* **WHAT YOU WILL DO**
Go through the records below and count every line containing "Schaltzeit". Reply with the count alone.

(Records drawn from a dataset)
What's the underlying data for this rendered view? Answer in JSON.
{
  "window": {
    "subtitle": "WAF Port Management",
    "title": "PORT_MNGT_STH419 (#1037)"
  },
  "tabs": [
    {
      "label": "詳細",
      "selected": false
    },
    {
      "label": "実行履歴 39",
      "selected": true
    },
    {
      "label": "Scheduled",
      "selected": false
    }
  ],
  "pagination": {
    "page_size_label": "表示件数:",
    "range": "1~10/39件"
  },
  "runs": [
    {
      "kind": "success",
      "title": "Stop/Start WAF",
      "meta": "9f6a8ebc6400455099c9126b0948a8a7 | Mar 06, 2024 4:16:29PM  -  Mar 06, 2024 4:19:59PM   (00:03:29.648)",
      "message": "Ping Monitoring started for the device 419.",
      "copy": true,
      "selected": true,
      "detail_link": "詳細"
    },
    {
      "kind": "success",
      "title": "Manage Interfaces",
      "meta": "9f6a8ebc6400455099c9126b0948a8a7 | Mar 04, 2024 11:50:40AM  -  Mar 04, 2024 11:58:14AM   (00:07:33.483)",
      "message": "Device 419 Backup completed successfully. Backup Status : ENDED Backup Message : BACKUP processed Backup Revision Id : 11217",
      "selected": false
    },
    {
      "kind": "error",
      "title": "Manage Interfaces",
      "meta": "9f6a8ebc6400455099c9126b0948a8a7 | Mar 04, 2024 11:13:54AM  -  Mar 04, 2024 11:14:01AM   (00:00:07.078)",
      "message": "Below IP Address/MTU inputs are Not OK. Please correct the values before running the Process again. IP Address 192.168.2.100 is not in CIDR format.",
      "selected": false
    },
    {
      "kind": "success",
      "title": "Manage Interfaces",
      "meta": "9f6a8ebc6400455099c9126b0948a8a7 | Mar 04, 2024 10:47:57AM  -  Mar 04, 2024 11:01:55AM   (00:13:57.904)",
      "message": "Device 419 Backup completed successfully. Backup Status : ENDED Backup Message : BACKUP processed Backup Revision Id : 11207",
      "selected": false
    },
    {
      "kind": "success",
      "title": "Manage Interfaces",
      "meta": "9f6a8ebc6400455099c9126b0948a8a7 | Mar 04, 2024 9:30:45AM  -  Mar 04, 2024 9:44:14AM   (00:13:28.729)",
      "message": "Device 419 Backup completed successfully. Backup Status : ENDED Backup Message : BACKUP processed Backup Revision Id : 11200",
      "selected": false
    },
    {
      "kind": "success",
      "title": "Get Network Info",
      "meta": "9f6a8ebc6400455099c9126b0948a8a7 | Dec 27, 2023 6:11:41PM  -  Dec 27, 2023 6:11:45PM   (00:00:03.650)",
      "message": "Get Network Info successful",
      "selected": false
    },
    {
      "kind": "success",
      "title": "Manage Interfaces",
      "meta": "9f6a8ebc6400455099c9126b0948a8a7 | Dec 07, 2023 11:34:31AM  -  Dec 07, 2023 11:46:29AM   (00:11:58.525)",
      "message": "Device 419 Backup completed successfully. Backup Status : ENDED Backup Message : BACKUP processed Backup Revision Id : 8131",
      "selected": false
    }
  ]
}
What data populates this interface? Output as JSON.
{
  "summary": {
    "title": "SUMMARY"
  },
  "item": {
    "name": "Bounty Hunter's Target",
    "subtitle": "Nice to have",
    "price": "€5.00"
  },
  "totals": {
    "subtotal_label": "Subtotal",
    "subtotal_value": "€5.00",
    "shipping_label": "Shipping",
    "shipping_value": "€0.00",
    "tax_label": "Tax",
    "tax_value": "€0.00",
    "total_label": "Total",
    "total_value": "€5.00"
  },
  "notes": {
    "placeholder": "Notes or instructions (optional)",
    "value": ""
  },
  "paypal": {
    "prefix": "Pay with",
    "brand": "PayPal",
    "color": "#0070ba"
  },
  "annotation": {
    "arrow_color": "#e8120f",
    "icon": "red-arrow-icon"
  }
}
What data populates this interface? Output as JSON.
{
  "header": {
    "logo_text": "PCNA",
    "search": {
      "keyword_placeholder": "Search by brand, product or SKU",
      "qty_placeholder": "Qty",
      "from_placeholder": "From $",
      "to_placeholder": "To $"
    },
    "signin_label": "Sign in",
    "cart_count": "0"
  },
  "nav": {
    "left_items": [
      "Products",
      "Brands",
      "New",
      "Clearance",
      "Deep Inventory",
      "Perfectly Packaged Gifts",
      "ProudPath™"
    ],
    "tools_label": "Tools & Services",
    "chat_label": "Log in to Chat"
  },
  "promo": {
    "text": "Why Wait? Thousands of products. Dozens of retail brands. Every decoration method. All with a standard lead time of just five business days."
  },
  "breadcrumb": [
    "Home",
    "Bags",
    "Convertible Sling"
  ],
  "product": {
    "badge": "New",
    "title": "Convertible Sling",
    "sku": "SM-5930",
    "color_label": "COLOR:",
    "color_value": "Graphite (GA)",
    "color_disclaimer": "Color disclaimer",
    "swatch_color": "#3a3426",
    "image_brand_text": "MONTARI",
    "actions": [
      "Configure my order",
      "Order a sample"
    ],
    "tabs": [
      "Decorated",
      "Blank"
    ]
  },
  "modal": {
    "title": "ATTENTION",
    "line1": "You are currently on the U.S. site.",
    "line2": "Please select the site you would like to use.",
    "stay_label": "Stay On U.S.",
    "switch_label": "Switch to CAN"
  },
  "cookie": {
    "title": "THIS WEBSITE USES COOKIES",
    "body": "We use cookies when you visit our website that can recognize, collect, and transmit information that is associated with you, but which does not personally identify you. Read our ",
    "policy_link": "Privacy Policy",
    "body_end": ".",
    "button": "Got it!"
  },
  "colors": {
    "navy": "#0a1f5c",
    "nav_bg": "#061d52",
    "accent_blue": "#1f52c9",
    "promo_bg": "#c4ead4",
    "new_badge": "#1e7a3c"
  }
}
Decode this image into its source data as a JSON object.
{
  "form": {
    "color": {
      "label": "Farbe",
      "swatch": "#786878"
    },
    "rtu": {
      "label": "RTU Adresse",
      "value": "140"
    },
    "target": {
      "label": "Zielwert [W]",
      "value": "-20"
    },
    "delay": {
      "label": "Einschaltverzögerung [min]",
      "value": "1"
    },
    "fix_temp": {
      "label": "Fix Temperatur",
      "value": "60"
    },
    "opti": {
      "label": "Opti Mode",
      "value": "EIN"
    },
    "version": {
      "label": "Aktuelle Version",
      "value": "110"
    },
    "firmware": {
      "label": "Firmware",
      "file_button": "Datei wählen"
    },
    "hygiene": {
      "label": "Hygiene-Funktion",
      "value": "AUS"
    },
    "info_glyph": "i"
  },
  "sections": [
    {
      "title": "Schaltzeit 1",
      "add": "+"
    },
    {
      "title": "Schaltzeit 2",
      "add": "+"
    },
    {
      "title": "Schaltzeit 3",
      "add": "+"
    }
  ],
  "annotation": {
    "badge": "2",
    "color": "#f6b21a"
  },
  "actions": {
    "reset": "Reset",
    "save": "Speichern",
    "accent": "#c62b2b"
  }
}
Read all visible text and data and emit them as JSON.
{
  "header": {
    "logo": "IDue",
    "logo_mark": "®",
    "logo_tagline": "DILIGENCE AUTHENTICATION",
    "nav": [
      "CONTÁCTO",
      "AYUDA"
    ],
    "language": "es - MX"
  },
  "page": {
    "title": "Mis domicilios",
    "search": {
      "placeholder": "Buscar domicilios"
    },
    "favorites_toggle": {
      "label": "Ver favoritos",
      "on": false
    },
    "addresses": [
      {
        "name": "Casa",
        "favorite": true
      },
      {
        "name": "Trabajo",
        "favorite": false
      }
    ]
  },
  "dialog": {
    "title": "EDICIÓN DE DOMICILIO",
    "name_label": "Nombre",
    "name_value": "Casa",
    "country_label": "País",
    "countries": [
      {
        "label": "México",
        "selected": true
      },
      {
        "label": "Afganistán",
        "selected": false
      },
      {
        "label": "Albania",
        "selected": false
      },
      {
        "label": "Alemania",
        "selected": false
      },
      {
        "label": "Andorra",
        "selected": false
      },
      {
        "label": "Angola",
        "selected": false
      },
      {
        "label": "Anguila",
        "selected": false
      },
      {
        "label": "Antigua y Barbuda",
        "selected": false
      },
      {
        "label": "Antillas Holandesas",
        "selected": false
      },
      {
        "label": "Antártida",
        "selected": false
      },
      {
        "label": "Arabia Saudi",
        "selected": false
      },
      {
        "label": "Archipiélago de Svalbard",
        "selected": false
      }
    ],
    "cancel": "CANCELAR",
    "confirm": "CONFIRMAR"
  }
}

* **SOLVED EXERCISE**
3